=== DATASET EXCERPTS ===
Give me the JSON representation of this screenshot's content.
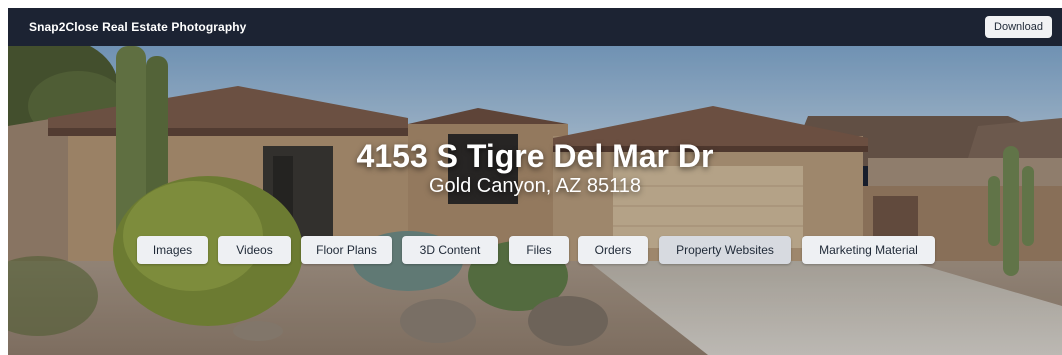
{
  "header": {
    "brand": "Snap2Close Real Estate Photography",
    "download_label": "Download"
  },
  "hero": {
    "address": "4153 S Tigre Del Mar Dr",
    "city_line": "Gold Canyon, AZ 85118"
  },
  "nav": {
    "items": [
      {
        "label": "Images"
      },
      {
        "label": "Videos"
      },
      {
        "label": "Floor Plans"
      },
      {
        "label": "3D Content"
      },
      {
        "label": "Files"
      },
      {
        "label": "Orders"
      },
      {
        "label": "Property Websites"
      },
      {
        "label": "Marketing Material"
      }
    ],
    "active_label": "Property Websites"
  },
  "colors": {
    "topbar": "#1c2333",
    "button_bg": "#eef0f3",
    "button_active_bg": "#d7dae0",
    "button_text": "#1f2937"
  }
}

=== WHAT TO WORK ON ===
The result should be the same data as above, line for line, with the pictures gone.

=== OUTPUT FOR THIS TASK ===
Give me the JSON representation of this screenshot's content.
{
  "header": {
    "brand": "Snap2Close Real Estate Photography",
    "download_label": "Download"
  },
  "hero": {
    "address": "4153 S Tigre Del Mar Dr",
    "city_line": "Gold Canyon, AZ 85118"
  },
  "nav": {
    "items": [
      {
        "label": "Images"
      },
      {
        "label": "Videos"
      },
      {
        "label": "Floor Plans"
      },
      {
        "label": "3D Content"
      },
      {
        "label": "Files"
      },
      {
        "label": "Orders"
      },
      {
        "label": "Property Websites"
      },
      {
        "label": "Marketing Material"
      }
    ],
    "active_label": "Property Websites"
  },
  "colors": {
    "topbar": "#1c2333",
    "button_bg": "#eef0f3",
    "button_active_bg": "#d7dae0",
    "button_text": "#1f2937"
  }
}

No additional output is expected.